Shall it not all rise like the Nile

And surge like the Nile of Egypt?

And in that day

–declares my Lord God–

I will make the sun set at noon,

I will darken the earth on a sunny day.

I will turn your festivals into mourning

And all your festivals into mourning

And all your songs into dirges;

I will put sackcloth on all loins

And tonsures on every head.

I will make it mourn as for an only child,

All of it as on a bitter day.

A time is coming

–declares my Lord GOD–

when I will send a famine upon the land:  not a hunger for bread or a thirst for water, but for the hearing of the words of the LORD.  Men shall wander from sea t sea and from north to east to seek the word of the LORD, but they shall not find it.

In that day, the beautiful maidens and the young men shall faint with thirst–

Those who swear by the guilt of Samaria,

Saying, “As your God lives, Dan,”

And “As the way to Beer-sheba lives”–

They shall fall to rise no more.

Psalm 119:1-8 (1979 Book of Common Prayer):

Happy are they whose way is blameless,

who walk in the law of the LORD!

Happy are they who observe his decrees

and seek him with all their hearts!

3 Who never do any wrong,

but always walk in his ways.

4 You laid down your commandments,

that we should fully keep them.

Oh, that my ways were made so direct

that I might keep your statutes!

Then I should not be put to shame,

when I regard all your commandments.

I will thank you with an unfeigned heart,

when I have learned your righteous judgments.

I will keep your statutes;

do not utterly forsake me.

Matthew 9:9-13 (An American Translation):

Afterward, as Jesus was passing along from there, he saw a man called Matthew sitting at the tollhouse, and he said to him,

Follow me!

And he got up and followed him.

While Jesus was at home at table, a number of tax-collectors and irreligious people came in joined Jesus and his disciples at table.  And the Pharisees observed it, and they said to his disciples,

Why does your master eat with tax-collectors and irreligious people?

But he heard it, and said,
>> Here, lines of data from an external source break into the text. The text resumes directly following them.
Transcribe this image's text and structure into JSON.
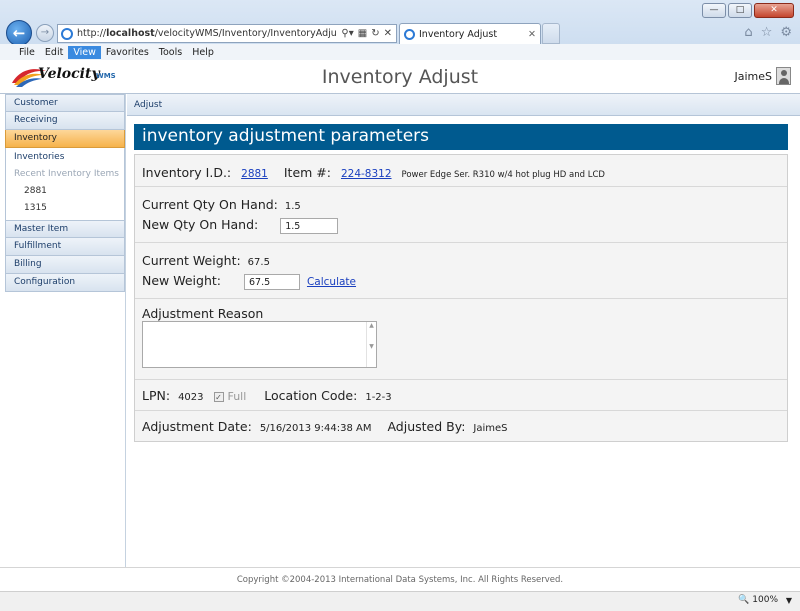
{
  "browser": {
    "url_prefix": "http://",
    "url_host": "localhost",
    "url_path": "/velocityWMS/Inventory/InventoryAdjust.aspx?INVEN",
    "tab_title": "Inventory Adjust",
    "menu": [
      "File",
      "Edit",
      "View",
      "Favorites",
      "Tools",
      "Help"
    ],
    "active_menu": "View"
  },
  "header": {
    "logo_text": "Velocity",
    "logo_sub": "WMS",
    "title": "Inventory Adjust",
    "user": "JaimeS"
  },
  "sidebar": {
    "items": [
      {
        "label": "Customer"
      },
      {
        "label": "Receiving"
      },
      {
        "label": "Inventory",
        "selected": true
      }
    ],
    "inventory_sub": {
      "inventories": "Inventories",
      "recent_label": "Recent Inventory Items",
      "recent": [
        "2881",
        "1315"
      ]
    },
    "items_after": [
      {
        "label": "Master Item"
      },
      {
        "label": "Fulfillment"
      },
      {
        "label": "Billing"
      },
      {
        "label": "Configuration"
      }
    ]
  },
  "breadcrumb": "Adjust",
  "section_title": "inventory adjustment parameters",
  "form": {
    "inventory_id_label": "Inventory I.D.:",
    "inventory_id": "2881",
    "item_label": "Item #:",
    "item_number": "224-8312",
    "item_description": "Power Edge Ser. R310 w/4 hot plug HD and LCD",
    "current_qty_label": "Current Qty On Hand:",
    "current_qty": "1.5",
    "new_qty_label": "New Qty On Hand:",
    "new_qty": "1.5",
    "current_weight_label": "Current Weight:",
    "current_weight": "67.5",
    "new_weight_label": "New Weight:",
    "new_weight": "67.5",
    "calculate_label": "Calculate",
    "reason_label": "Adjustment Reason",
    "reason_value": "",
    "lpn_label": "LPN:",
    "lpn": "4023",
    "full_label": "Full",
    "location_label": "Location Code:",
    "location": "1-2-3",
    "adj_date_label": "Adjustment Date:",
    "adj_date": "5/16/2013 9:44:38 AM",
    "adj_by_label": "Adjusted By:",
    "adj_by": "JaimeS"
  },
  "footer": {
    "copyright": "Copyright ©2004-2013 International Data Systems, Inc. All Rights Reserved."
  },
  "status": {
    "zoom": "100%"
  },
  "icons": [
    "back-icon",
    "forward-icon",
    "ie-icon",
    "search-icon",
    "refresh-icon",
    "stop-icon",
    "home-icon",
    "star-icon",
    "gear-icon",
    "user-icon",
    "zoom-icon"
  ],
  "colors": {
    "section_bar": "#005a8f",
    "selected_nav": "#f6b24b",
    "link": "#1a3fbf"
  }
}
It is not the well but the sick who have to have the doctor!  Go and learn what the saying means, “It is mercy, not sacrifice, that I care for.”  I did not come to invite the pious but the irreligious.
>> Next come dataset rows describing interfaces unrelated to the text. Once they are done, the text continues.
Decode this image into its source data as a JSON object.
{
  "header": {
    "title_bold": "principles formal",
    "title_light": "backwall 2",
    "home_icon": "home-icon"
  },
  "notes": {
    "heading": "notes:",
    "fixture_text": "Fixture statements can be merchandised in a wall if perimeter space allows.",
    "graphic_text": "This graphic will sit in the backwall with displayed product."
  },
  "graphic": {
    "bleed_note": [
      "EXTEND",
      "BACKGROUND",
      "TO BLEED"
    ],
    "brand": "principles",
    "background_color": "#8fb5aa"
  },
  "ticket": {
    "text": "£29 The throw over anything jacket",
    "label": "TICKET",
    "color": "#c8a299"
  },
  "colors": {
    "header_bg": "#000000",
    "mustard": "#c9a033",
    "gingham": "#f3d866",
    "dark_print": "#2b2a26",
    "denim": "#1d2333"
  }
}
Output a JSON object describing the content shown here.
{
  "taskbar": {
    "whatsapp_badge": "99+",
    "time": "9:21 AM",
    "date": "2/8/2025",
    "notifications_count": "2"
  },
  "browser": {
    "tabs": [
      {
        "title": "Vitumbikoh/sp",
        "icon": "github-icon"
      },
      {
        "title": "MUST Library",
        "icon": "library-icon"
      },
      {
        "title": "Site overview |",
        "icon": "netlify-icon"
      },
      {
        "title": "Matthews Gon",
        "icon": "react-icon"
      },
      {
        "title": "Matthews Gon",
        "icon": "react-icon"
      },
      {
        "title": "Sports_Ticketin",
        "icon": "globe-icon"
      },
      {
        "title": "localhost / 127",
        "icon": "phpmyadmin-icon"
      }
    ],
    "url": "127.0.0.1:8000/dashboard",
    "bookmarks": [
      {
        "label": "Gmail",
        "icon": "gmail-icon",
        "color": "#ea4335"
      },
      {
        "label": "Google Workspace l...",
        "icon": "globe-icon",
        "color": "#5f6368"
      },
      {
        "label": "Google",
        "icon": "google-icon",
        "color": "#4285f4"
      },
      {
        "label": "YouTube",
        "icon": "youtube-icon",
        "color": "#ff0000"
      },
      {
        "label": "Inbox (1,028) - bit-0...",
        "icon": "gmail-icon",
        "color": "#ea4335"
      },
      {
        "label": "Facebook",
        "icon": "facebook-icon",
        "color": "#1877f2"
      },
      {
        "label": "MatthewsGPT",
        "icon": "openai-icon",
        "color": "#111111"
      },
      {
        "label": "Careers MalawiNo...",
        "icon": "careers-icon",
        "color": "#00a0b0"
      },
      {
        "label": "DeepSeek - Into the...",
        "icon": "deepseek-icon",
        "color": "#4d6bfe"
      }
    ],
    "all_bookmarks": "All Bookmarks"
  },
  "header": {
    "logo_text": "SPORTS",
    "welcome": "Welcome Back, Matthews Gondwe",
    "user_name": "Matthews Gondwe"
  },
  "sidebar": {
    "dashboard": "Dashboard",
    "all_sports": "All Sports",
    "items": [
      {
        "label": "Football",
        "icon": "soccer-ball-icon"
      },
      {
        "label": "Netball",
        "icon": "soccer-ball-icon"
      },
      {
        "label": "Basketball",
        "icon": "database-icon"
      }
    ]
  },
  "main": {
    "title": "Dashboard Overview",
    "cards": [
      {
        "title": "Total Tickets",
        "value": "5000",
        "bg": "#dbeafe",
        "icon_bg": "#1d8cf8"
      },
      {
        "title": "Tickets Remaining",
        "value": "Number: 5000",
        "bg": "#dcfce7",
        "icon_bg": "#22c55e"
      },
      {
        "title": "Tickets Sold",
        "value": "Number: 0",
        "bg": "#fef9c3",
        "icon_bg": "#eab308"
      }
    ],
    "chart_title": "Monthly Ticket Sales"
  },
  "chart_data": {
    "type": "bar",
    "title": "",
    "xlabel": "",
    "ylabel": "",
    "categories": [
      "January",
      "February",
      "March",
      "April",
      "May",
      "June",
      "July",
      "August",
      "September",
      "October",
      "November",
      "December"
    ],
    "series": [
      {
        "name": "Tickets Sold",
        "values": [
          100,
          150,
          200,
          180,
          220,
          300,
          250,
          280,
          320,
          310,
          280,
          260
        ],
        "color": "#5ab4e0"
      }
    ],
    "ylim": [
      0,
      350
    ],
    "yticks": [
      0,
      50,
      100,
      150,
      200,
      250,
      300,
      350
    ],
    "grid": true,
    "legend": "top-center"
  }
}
The Collect:

Almighty God, you have built your Church upon the foundation of the apostles and prophets, Jesus Christ himself being the chief cornerstone:  Grant to us so to be joined together in unity of spirit by their teaching, that we may be made a holy temple acceptable to you; through Jesus Christ our Lord, who lives and reigns with you and the Holy Spirit, one God, for ever and ever.  Amen.
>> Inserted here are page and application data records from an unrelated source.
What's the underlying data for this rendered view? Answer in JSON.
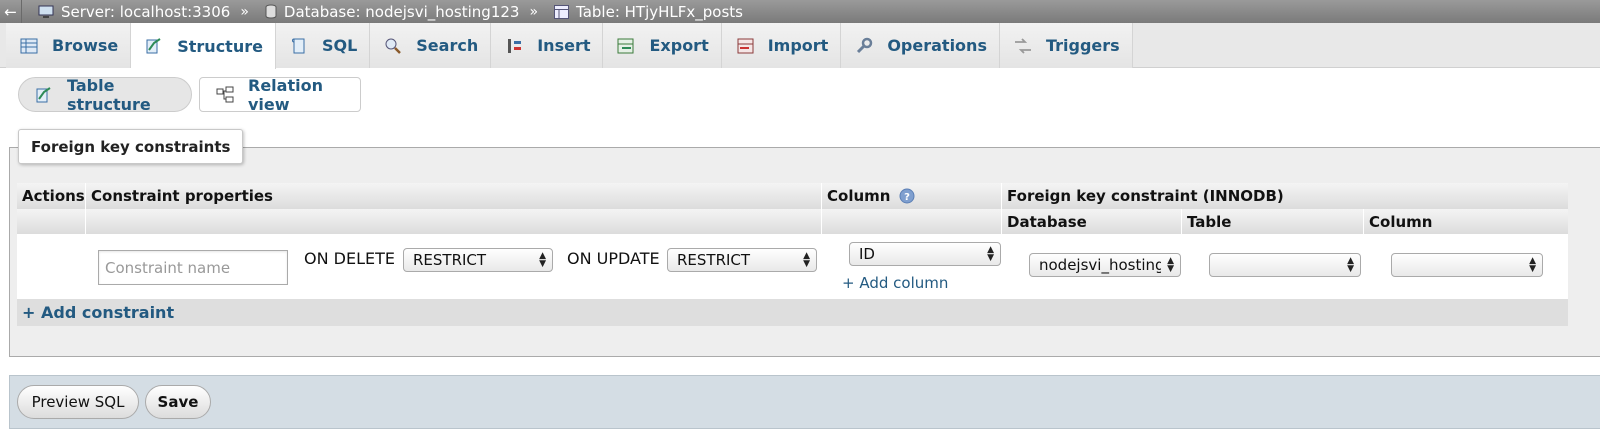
{
  "breadcrumb": {
    "server": "Server: localhost:3306",
    "database": "Database: nodejsvi_hosting123",
    "table": "Table: HTjyHLFx_posts",
    "separator": "»"
  },
  "tabs": [
    {
      "label": "Browse",
      "icon": "browse-icon"
    },
    {
      "label": "Structure",
      "icon": "structure-icon",
      "active": true
    },
    {
      "label": "SQL",
      "icon": "sql-icon"
    },
    {
      "label": "Search",
      "icon": "search-icon"
    },
    {
      "label": "Insert",
      "icon": "insert-icon"
    },
    {
      "label": "Export",
      "icon": "export-icon"
    },
    {
      "label": "Import",
      "icon": "import-icon"
    },
    {
      "label": "Operations",
      "icon": "operations-icon"
    },
    {
      "label": "Triggers",
      "icon": "triggers-icon"
    }
  ],
  "subtabs": {
    "table_structure": "Table structure",
    "relation_view": "Relation view"
  },
  "fieldset": {
    "legend": "Foreign key constraints"
  },
  "table": {
    "headers": {
      "actions": "Actions",
      "constraint_properties": "Constraint properties",
      "column": "Column",
      "fk_constraint": "Foreign key constraint (INNODB)",
      "database": "Database",
      "table": "Table",
      "ref_column": "Column"
    },
    "row": {
      "constraint_name_placeholder": "Constraint name",
      "on_delete_label": "ON DELETE",
      "on_delete_value": "RESTRICT",
      "on_update_label": "ON UPDATE",
      "on_update_value": "RESTRICT",
      "column_value": "ID",
      "add_column": "+ Add column",
      "database_value": "nodejsvi_hosting",
      "table_value": "",
      "ref_column_value": ""
    },
    "add_constraint": "+ Add constraint"
  },
  "footer": {
    "preview_sql": "Preview SQL",
    "save": "Save"
  }
}
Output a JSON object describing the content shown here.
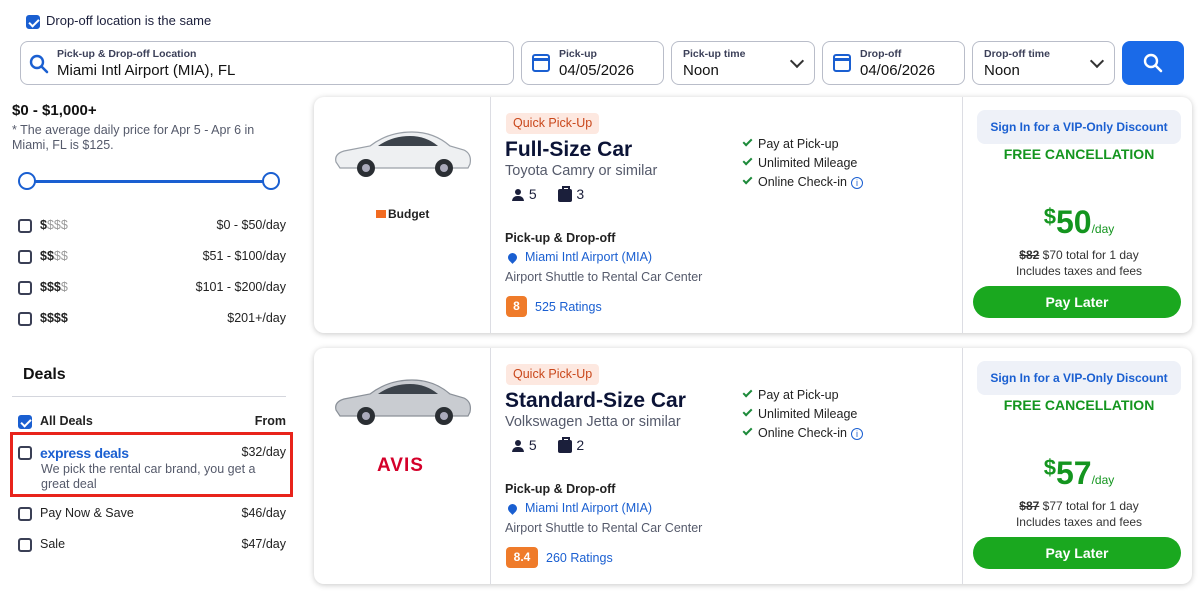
{
  "search": {
    "same_dropoff_label": "Drop-off location is the same",
    "location_label": "Pick-up & Drop-off Location",
    "location_value": "Miami Intl Airport (MIA), FL",
    "pickup_label": "Pick-up",
    "pickup_date": "04/05/2026",
    "pickup_time_label": "Pick-up time",
    "pickup_time": "Noon",
    "dropoff_label": "Drop-off",
    "dropoff_date": "04/06/2026",
    "dropoff_time_label": "Drop-off time",
    "dropoff_time": "Noon"
  },
  "filters": {
    "price_range": "$0 - $1,000+",
    "price_note": "* The average daily price for Apr 5 - Apr 6 in Miami, FL is $125.",
    "price_levels": [
      {
        "strong": "$",
        "light": "$$$",
        "range": "$0 - $50/day"
      },
      {
        "strong": "$$",
        "light": "$$",
        "range": "$51 - $100/day"
      },
      {
        "strong": "$$$",
        "light": "$",
        "range": "$101 - $200/day"
      },
      {
        "strong": "$$$$",
        "light": "",
        "range": "$201+/day"
      }
    ],
    "deals_heading": "Deals",
    "all_deals_label": "All Deals",
    "from_label": "From",
    "express_label_a": "express",
    "express_label_b": "deals",
    "express_price": "$32/day",
    "express_desc": "We pick the rental car brand, you get a great deal",
    "pay_now_label": "Pay Now & Save",
    "pay_now_price": "$46/day",
    "sale_label": "Sale",
    "sale_price": "$47/day"
  },
  "cars": [
    {
      "brand": "Budget",
      "badge": "Quick Pick-Up",
      "class": "Full-Size Car",
      "model": "Toyota Camry or similar",
      "seats": "5",
      "bags": "3",
      "features": [
        "Pay at Pick-up",
        "Unlimited Mileage",
        "Online Check-in"
      ],
      "pickup_heading": "Pick-up & Drop-off",
      "location": "Miami Intl Airport (MIA)",
      "shuttle": "Airport Shuttle to Rental Car Center",
      "rating": "8",
      "ratings_count": "525 Ratings",
      "vip": "Sign In for a VIP-Only Discount",
      "free_cancel": "FREE CANCELLATION",
      "currency": "$",
      "price": "50",
      "per_day": "/day",
      "old_total": "$82",
      "total_note": "$70 total for 1 day",
      "taxes": "Includes taxes and fees",
      "cta": "Pay Later"
    },
    {
      "brand": "AVIS",
      "badge": "Quick Pick-Up",
      "class": "Standard-Size Car",
      "model": "Volkswagen Jetta or similar",
      "seats": "5",
      "bags": "2",
      "features": [
        "Pay at Pick-up",
        "Unlimited Mileage",
        "Online Check-in"
      ],
      "pickup_heading": "Pick-up & Drop-off",
      "location": "Miami Intl Airport (MIA)",
      "shuttle": "Airport Shuttle to Rental Car Center",
      "rating": "8.4",
      "ratings_count": "260 Ratings",
      "vip": "Sign In for a VIP-Only Discount",
      "free_cancel": "FREE CANCELLATION",
      "currency": "$",
      "price": "57",
      "per_day": "/day",
      "old_total": "$87",
      "total_note": "$77 total for 1 day",
      "taxes": "Includes taxes and fees",
      "cta": "Pay Later"
    }
  ],
  "colors": {
    "accent": "#1a5fd1",
    "green": "#14951f",
    "highlight_box": "#e8231b"
  }
}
A Related Post:

Week of Proper 8:  Friday,  Year 1:


I enjoy wordplay.  I eve have my own blog devoted to puns.  So imagine, if you, O reader, will, my interest in noting the Hebrew-language pun early in Amos 8.  “Kayitz,” the Hebrew word for “summer fruit” or “figs”,” sounds like “ketz,” the Hebrew word for “the end.”  Amos sees a basket of figs or summer fruit, a sign that the end is near.  This pun is serious.

And why was the end near?  As Amos keeps repeating–just in case we have missed it for the previous seven chapters–cheating, exploitation, systemic corruption–angered God.  And this had been going on for some time.  Those who benefited to the detriment of others showed no signs of changing their ways.  So God declared that the time for forgiveness had ended and that judgment day was near.

Now for the Gospel reading.

The Jewish men who collected taxes for the occupying Roman Empire cheated others.  These men lived–often quite comfortably–off the difference between what Rome required them to collect and what they collected.  Matthew/Levi was a tax collector before becoming an Apostle.  He repented and followed Jesus, with whom he shared a scandalous meal.  And Matthew/Levi invited some others who sought to reform their lives.

To repent, of course, is to turn around and change one’s mind.  That was what would have made glad the heart of God in much of the Old Testament, including the Book of Amos.  What we do affects others for good or for ill.  There, of course, is nothing morally objectionable about earning a just profit, but the economic exploitation of people is a sin.  To base one’s economic good fortunes on gouging people financially is wrong at all times and at all places.  And it makes God angry.

Maybe those who practice this sin still have time to repent.